=== EXERCISE DIRECTIONS ===
For every line in the records below that holds "this", make a copy.

□ □ □

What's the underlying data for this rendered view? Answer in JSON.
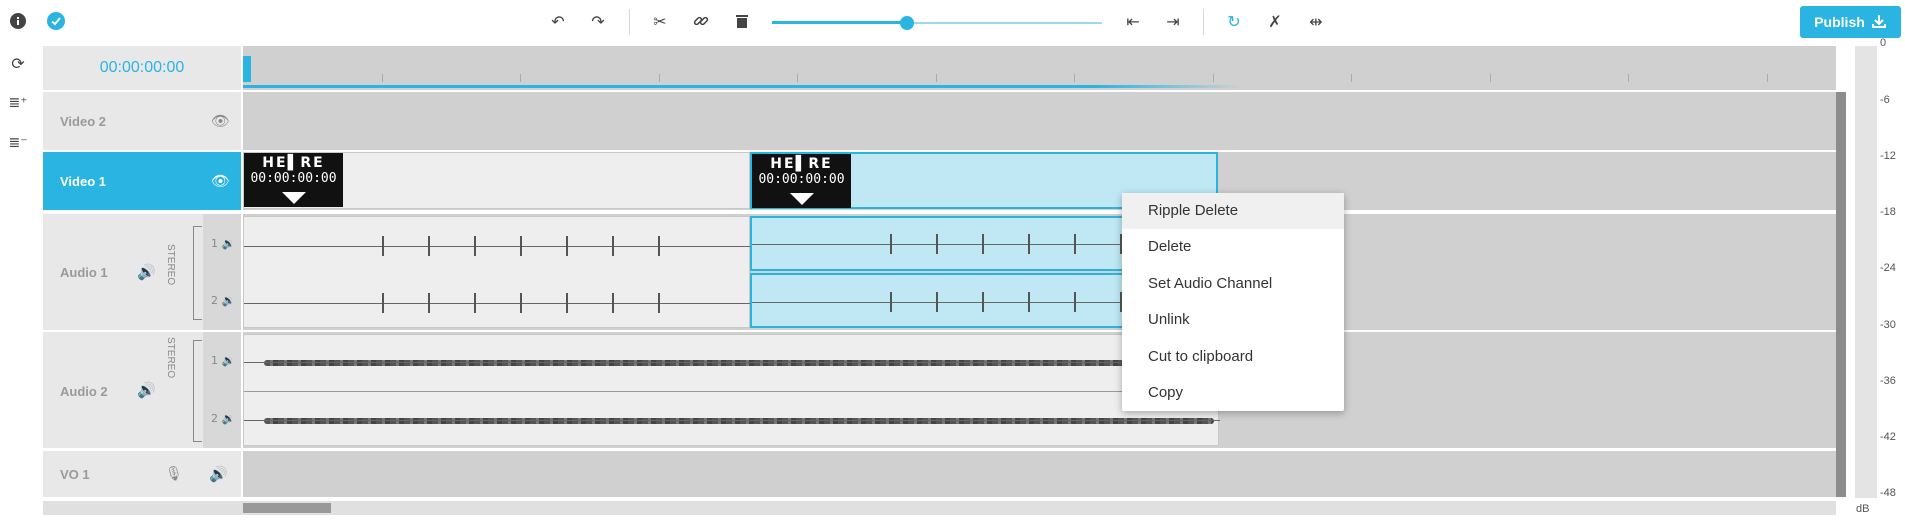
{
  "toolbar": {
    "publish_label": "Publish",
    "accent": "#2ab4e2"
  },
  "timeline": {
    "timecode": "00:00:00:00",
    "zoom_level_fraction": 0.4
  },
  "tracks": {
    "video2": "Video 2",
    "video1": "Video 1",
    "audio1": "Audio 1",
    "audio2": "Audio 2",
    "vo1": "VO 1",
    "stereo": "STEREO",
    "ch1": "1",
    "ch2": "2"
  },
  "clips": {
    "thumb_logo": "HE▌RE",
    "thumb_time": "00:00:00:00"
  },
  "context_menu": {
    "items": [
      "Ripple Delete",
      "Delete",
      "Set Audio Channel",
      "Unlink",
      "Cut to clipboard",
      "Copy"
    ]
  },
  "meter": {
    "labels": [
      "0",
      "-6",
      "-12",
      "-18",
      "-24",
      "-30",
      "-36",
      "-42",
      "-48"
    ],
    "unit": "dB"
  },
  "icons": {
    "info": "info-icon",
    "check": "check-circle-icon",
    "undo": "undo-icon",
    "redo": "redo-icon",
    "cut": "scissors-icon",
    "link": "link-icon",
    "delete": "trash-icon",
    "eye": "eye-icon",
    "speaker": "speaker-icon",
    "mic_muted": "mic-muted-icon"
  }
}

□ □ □

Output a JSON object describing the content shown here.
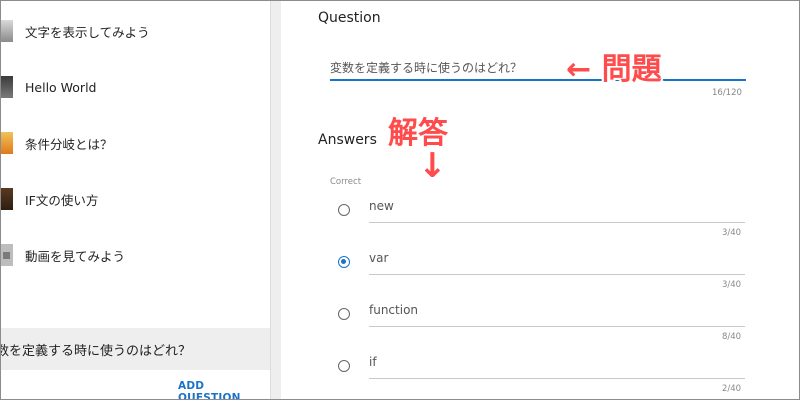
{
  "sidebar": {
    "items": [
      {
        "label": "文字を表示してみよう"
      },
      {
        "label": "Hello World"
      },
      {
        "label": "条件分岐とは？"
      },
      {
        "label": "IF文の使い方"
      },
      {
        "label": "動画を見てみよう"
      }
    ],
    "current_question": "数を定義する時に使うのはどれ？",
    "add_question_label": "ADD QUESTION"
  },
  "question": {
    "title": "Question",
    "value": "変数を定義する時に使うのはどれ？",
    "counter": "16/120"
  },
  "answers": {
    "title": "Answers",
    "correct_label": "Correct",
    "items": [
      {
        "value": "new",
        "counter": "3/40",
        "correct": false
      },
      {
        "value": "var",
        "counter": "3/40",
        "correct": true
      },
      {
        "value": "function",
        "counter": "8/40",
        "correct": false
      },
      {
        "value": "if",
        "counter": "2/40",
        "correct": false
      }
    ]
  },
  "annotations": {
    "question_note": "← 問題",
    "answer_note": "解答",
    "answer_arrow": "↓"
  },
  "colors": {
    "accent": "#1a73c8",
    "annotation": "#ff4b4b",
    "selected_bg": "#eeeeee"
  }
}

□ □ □

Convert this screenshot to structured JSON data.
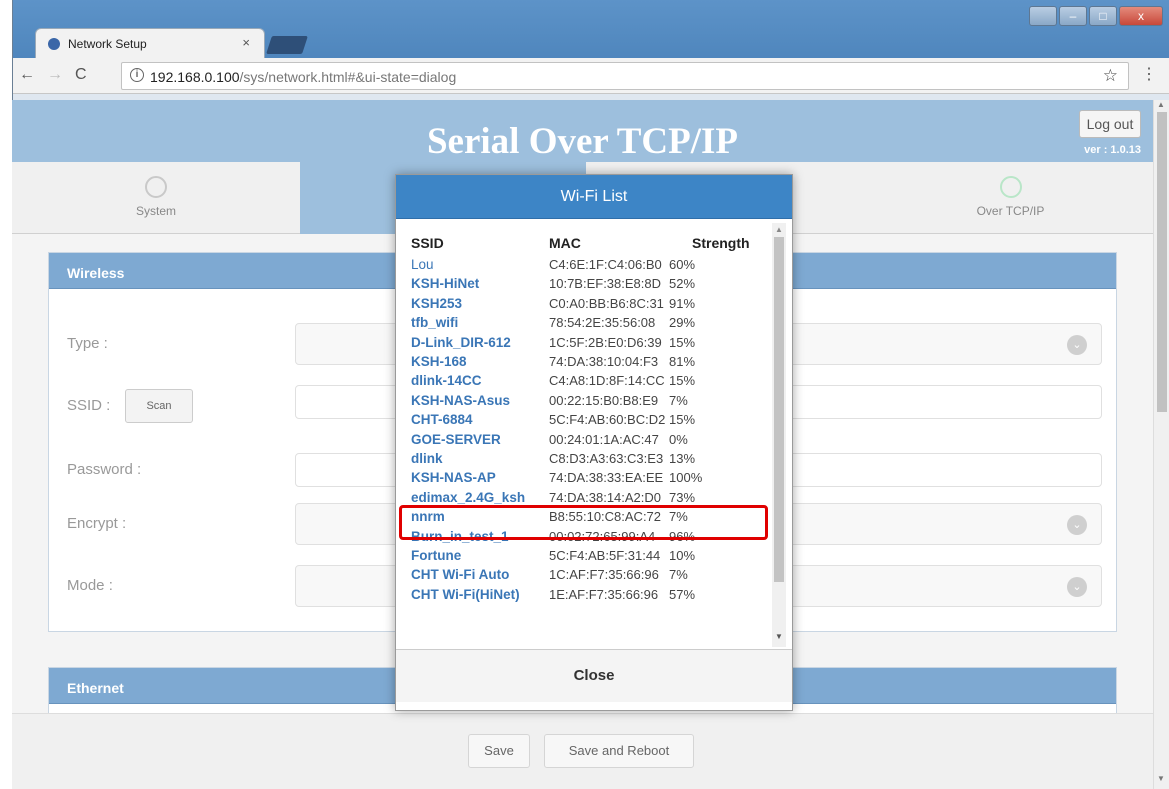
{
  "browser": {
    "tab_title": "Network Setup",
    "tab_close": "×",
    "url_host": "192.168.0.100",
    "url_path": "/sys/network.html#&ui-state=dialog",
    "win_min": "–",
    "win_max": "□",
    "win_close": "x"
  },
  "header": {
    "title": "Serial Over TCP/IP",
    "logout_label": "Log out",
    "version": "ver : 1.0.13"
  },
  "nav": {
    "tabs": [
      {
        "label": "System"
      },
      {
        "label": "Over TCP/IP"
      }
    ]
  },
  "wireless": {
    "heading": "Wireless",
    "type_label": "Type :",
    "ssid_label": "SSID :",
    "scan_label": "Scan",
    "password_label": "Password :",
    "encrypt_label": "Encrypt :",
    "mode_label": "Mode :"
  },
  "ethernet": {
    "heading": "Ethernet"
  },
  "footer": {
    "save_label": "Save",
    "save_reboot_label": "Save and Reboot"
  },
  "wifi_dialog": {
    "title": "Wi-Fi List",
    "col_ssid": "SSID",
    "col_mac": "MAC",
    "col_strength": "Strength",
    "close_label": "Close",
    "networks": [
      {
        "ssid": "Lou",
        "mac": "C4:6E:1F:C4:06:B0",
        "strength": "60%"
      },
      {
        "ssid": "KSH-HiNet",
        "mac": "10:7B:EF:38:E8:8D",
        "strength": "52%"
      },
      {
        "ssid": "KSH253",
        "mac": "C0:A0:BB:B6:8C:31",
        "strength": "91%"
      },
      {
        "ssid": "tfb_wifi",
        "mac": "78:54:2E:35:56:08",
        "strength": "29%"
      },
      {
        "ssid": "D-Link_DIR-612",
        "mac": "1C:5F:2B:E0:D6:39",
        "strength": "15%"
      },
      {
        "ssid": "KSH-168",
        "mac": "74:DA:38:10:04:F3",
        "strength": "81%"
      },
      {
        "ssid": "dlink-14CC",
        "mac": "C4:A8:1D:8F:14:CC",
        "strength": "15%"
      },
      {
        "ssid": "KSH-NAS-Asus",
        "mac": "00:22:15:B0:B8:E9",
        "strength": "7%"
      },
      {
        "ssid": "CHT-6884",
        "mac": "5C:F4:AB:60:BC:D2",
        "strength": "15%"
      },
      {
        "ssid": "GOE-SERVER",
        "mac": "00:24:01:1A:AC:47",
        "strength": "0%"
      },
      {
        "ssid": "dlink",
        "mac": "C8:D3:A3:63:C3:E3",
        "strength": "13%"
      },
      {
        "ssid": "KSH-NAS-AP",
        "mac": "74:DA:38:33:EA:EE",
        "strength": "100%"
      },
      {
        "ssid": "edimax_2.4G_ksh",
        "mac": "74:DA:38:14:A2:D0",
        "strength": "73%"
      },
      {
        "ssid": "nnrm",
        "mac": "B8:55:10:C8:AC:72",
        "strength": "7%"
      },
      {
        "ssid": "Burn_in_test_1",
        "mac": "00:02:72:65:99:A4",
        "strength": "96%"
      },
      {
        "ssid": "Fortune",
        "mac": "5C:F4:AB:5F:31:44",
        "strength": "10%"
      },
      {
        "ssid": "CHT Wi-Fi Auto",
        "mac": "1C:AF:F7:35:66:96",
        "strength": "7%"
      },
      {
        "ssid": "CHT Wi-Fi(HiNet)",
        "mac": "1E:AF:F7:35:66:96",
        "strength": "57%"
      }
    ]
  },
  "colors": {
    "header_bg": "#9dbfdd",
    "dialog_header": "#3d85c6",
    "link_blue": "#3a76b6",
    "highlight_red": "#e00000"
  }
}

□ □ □

=== ANSWER TO THE PROBLEM ===
What's the underlying data for this rendered view? Answer in JSON.
Convert this screenshot to structured JSON data.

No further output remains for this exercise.